Rise & Shine: Memphis district investigates new charter school

Good morning!

Shelby County Schools has launched an investigation less than a week after several students and parents raised concerns about a Memphis charter school during a school board meeting. At issue is the operation of Southwest Early College High School, now starting its third year on the campus of Southwest Community College. We've got comments from both district and school leaders here.

There's lots more news, so read on and have a great week.

—Marta W. Aldrich, statehouse correspondent

CHARTER SCHOOLS  Shelby County Schools launches an investigation into a 2-year-old Memphis charter school after parents and students report incomplete schedules, staff shortages, and missing high school credits. Chalkbeat

DIGITAL INCLUSION DAY  Comcast joins Olympic gold medalists to distribute free laptops and internet service to some Memphis students as the company promotes its broadband service program for low-income individuals. The Commercial Appeal, Daily Memphian, WMC

CHILDHOOD TRAUMA  Schools across Tennessee will start delving into traumatic experiences in students’ lives as part of a new law targeting “exclusionary” discipline under legislation sponsored by state Sen. Katrina Robinson of Memphis. Daily Memphian

EDUCATION INEQUITY  Concerned about resegregated schools, Nashville Mayor David Briley suggests pausing a long-planned move of one high school to West Nashville in order to address school inequity and overcrowding in Davidson County’s southeast quadrant. The Tennessean

PARENT NOTIFICATION  Knox County parents and several state lawmakers condemn letters that were sent to parents about underperforming student groups in some schools. WBIR, WHBQ, Chalkbeat

PUBLIC ENGAGEMENT  Want to help Nashville public schools? Here’s are some ways to volunteer or donate. The Tennessean

Community partners sign on to aid public school students in Maury County. Columbia Daily Herald

COMPUTER SCIENCE  Chattanooga-area leaders discuss computer science education and preparing the future workforce during a roundtable event featuring representatives from Microsoft and U.S. Rep. Chuck Fleischmann. Times Free Press

MOVERS & SHAKERS  A new Memphis nonprofit dedicated to investing in early childhood programs appoints its first executive director. Daily Memphian

The president of Great Schools Partnership steps down from the nonprofit that works to develop community schools in Knox County. Knoxville News Sentinel

BULLIED BOY  The young University of Tennessee fan who was bullied for a homemade T-shirt he wore to his elementary school’s collegiate day inspires the university to make his design into an official piece of apparel. Fox News, CNN, Knoxville News Sentinel

LISTENING TOUR  Student safety and property values emerge as key concerns of parents during one stop of a “listening tour” by Williamson County’s new superintendent. The Tennessean

CURTAIN RISING  A full-length feature film produced by students at a Williamson County high school will be shown at the Nashville Film Festival in October. The Tennessean

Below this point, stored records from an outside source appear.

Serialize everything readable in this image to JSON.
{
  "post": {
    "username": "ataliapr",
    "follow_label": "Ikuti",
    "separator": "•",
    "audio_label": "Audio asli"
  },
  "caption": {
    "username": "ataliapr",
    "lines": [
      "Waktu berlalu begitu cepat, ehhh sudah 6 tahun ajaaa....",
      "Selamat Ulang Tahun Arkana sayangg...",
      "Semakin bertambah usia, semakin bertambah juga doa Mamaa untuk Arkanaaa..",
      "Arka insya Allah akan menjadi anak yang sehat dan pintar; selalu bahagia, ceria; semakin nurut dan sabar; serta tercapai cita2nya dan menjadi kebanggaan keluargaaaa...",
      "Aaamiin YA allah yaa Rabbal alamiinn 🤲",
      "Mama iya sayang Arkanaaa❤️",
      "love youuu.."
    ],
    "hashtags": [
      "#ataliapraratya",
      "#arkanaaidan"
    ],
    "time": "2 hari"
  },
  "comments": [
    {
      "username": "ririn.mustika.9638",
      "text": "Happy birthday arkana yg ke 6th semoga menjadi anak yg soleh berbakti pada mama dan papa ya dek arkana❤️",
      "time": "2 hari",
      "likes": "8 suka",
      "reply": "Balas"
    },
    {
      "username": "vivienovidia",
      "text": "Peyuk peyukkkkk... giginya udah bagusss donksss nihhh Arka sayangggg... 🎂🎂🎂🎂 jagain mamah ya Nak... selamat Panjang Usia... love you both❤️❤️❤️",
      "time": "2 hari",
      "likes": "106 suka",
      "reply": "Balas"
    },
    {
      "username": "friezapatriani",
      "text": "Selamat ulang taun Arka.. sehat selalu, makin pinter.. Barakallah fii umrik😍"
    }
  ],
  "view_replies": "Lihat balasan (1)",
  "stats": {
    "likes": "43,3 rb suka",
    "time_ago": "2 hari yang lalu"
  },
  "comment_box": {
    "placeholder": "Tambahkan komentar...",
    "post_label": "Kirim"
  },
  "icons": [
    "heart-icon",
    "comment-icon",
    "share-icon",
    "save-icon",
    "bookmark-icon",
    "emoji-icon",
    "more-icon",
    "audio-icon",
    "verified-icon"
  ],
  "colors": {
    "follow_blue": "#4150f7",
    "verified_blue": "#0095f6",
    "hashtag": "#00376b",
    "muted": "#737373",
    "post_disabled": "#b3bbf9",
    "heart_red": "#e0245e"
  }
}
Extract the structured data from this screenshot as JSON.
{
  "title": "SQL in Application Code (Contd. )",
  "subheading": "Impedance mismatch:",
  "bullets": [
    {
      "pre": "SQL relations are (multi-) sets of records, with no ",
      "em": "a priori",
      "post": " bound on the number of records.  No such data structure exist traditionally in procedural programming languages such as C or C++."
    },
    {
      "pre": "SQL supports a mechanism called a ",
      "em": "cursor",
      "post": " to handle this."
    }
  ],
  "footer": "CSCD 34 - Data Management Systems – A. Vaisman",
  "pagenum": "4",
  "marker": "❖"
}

YOUNG ANGLERS  A Tullahoma elementary school offers fishing instruction during P.E. class to get students in touch with nature and the outdoors. Tullahoma News

SCHOOL SCHEDULE  A Hawkins County school is the first in Tennessee to adopt an extended four-day school week. Kingsport Times-News, Citizen Tribune

TRAIL OF TEARS  An educational symposium about the forced relocation of Native Americans in the 1830s is set for Thursday at Tennessee Wesleyan University in Athens. Times Free Press

OPINION: PRE-K MATTERS  Now is the time for policymakers to pivot away from fruitless debate about the merits of pre-K after new research shows that learning can be sustained if children move on to high-performing schools and effective teachers, says the leader of Tennesseans for Quality Early Education. Daily Memphian

OPINION: TEACHER DIAGNOSIS  We need to stop calling it a teacher shortage. Forbes


Wilson County Schools Director Donna Wright was named 2020 Tennessee Superintendent of the Year last night in Gatlinburg during a banquet of the Tennessee Organization of School Superintendents. An educator for nearly 40 years, Wright has been a teacher, principal, administrator, and assistant superintendent before becoming director of her Middle Tennessee district in 2014. Under her leadership, Wilson County Schools was named an exemplary school district with 12 reward schools and 10 schools with a top TVAAS status. She will represent Tennessee in the competition for National Superintendent of the Year.